[Recorded information Boundary: Start]
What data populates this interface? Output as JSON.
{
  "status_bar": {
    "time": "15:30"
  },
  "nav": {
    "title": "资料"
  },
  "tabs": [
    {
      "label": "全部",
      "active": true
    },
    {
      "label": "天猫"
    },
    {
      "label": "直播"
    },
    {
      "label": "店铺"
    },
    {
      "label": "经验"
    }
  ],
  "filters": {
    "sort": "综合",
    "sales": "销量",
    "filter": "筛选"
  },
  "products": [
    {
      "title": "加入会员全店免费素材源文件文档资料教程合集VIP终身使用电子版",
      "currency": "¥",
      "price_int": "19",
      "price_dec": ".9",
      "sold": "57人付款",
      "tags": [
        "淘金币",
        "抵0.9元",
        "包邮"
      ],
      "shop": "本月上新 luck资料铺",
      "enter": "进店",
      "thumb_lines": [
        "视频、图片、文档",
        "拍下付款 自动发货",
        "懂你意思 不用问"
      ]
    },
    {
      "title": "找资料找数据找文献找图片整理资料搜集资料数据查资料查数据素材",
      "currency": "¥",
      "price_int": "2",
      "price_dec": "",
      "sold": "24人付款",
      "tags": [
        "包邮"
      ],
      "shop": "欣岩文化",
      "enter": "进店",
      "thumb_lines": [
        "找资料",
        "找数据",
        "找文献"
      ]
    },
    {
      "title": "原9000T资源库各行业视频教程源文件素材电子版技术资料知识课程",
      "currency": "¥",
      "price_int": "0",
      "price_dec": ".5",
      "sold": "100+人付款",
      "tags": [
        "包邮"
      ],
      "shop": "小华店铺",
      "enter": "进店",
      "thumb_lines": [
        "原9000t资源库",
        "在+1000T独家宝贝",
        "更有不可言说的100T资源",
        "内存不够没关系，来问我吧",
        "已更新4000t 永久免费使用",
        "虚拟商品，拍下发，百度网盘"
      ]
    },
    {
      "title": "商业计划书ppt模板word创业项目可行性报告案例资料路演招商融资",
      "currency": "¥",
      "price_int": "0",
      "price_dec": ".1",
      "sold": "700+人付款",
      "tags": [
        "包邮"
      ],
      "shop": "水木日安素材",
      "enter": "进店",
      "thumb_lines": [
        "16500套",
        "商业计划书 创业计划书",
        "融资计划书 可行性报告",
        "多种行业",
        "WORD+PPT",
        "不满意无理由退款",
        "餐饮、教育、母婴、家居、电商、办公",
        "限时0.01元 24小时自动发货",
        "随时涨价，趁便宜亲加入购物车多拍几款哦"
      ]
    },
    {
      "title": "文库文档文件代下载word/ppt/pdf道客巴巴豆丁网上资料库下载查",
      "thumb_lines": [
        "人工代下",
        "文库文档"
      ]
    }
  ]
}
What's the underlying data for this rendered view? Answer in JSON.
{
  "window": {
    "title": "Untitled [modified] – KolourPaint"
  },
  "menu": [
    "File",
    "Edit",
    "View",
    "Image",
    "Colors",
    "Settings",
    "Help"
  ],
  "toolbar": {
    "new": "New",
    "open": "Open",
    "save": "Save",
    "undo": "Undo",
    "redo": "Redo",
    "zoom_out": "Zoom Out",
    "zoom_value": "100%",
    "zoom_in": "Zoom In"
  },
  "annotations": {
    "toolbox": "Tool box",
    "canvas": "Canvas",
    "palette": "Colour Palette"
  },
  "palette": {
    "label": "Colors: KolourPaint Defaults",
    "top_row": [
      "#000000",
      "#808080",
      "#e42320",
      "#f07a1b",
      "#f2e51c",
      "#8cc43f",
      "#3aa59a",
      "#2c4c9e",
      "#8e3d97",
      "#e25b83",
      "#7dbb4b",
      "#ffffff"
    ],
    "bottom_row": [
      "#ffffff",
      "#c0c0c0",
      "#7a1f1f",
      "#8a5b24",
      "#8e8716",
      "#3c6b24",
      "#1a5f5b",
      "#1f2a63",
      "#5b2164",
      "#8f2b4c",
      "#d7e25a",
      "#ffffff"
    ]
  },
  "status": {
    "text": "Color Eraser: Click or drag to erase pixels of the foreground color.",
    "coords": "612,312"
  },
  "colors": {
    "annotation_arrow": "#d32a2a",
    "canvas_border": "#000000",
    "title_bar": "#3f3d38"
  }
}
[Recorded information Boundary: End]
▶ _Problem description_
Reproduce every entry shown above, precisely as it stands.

▶ _Result of the exercise_
What data populates this interface? Output as JSON.
{
  "status_bar": {
    "time": "15:30"
  },
  "nav": {
    "title": "资料"
  },
  "tabs": [
    {
      "label": "全部",
      "active": true
    },
    {
      "label": "天猫"
    },
    {
      "label": "直播"
    },
    {
      "label": "店铺"
    },
    {
      "label": "经验"
    }
  ],
  "filters": {
    "sort": "综合",
    "sales": "销量",
    "filter": "筛选"
  },
  "products": [
    {
      "title": "加入会员全店免费素材源文件文档资料教程合集VIP终身使用电子版",
      "currency": "¥",
      "price_int": "19",
      "price_dec": ".9",
      "sold": "57人付款",
      "tags": [
        "淘金币",
        "抵0.9元",
        "包邮"
      ],
      "shop": "本月上新 luck资料铺",
      "enter": "进店",
      "thumb_lines": [
        "视频、图片、文档",
        "拍下付款 自动发货",
        "懂你意思 不用问"
      ]
    },
    {
      "title": "找资料找数据找文献找图片整理资料搜集资料数据查资料查数据素材",
      "currency": "¥",
      "price_int": "2",
      "price_dec": "",
      "sold": "24人付款",
      "tags": [
        "包邮"
      ],
      "shop": "欣岩文化",
      "enter": "进店",
      "thumb_lines": [
        "找资料",
        "找数据",
        "找文献"
      ]
    },
    {
      "title": "原9000T资源库各行业视频教程源文件素材电子版技术资料知识课程",
      "currency": "¥",
      "price_int": "0",
      "price_dec": ".5",
      "sold": "100+人付款",
      "tags": [
        "包邮"
      ],
      "shop": "小华店铺",
      "enter": "进店",
      "thumb_lines": [
        "原9000t资源库",
        "在+1000T独家宝贝",
        "更有不可言说的100T资源",
        "内存不够没关系，来问我吧",
        "已更新4000t 永久免费使用",
        "虚拟商品，拍下发，百度网盘"
      ]
    },
    {
      "title": "商业计划书ppt模板word创业项目可行性报告案例资料路演招商融资",
      "currency": "¥",
      "price_int": "0",
      "price_dec": ".1",
      "sold": "700+人付款",
      "tags": [
        "包邮"
      ],
      "shop": "水木日安素材",
      "enter": "进店",
      "thumb_lines": [
        "16500套",
        "商业计划书 创业计划书",
        "融资计划书 可行性报告",
        "多种行业",
        "WORD+PPT",
        "不满意无理由退款",
        "餐饮、教育、母婴、家居、电商、办公",
        "限时0.01元 24小时自动发货",
        "随时涨价，趁便宜亲加入购物车多拍几款哦"
      ]
    },
    {
      "title": "文库文档文件代下载word/ppt/pdf道客巴巴豆丁网上资料库下载查",
      "thumb_lines": [
        "人工代下",
        "文库文档"
      ]
    }
  ]
}
What's the underlying data for this rendered view? Answer in JSON.
{
  "window": {
    "title": "Untitled [modified] – KolourPaint"
  },
  "menu": [
    "File",
    "Edit",
    "View",
    "Image",
    "Colors",
    "Settings",
    "Help"
  ],
  "toolbar": {
    "new": "New",
    "open": "Open",
    "save": "Save",
    "undo": "Undo",
    "redo": "Redo",
    "zoom_out": "Zoom Out",
    "zoom_value": "100%",
    "zoom_in": "Zoom In"
  },
  "annotations": {
    "toolbox": "Tool box",
    "canvas": "Canvas",
    "palette": "Colour Palette"
  },
  "palette": {
    "label": "Colors: KolourPaint Defaults",
    "top_row": [
      "#000000",
      "#808080",
      "#e42320",
      "#f07a1b",
      "#f2e51c",
      "#8cc43f",
      "#3aa59a",
      "#2c4c9e",
      "#8e3d97",
      "#e25b83",
      "#7dbb4b",
      "#ffffff"
    ],
    "bottom_row": [
      "#ffffff",
      "#c0c0c0",
      "#7a1f1f",
      "#8a5b24",
      "#8e8716",
      "#3c6b24",
      "#1a5f5b",
      "#1f2a63",
      "#5b2164",
      "#8f2b4c",
      "#d7e25a",
      "#ffffff"
    ]
  },
  "status": {
    "text": "Color Eraser: Click or drag to erase pixels of the foreground color.",
    "coords": "612,312"
  },
  "colors": {
    "annotation_arrow": "#d32a2a",
    "canvas_border": "#000000",
    "title_bar": "#3f3d38"
  }
}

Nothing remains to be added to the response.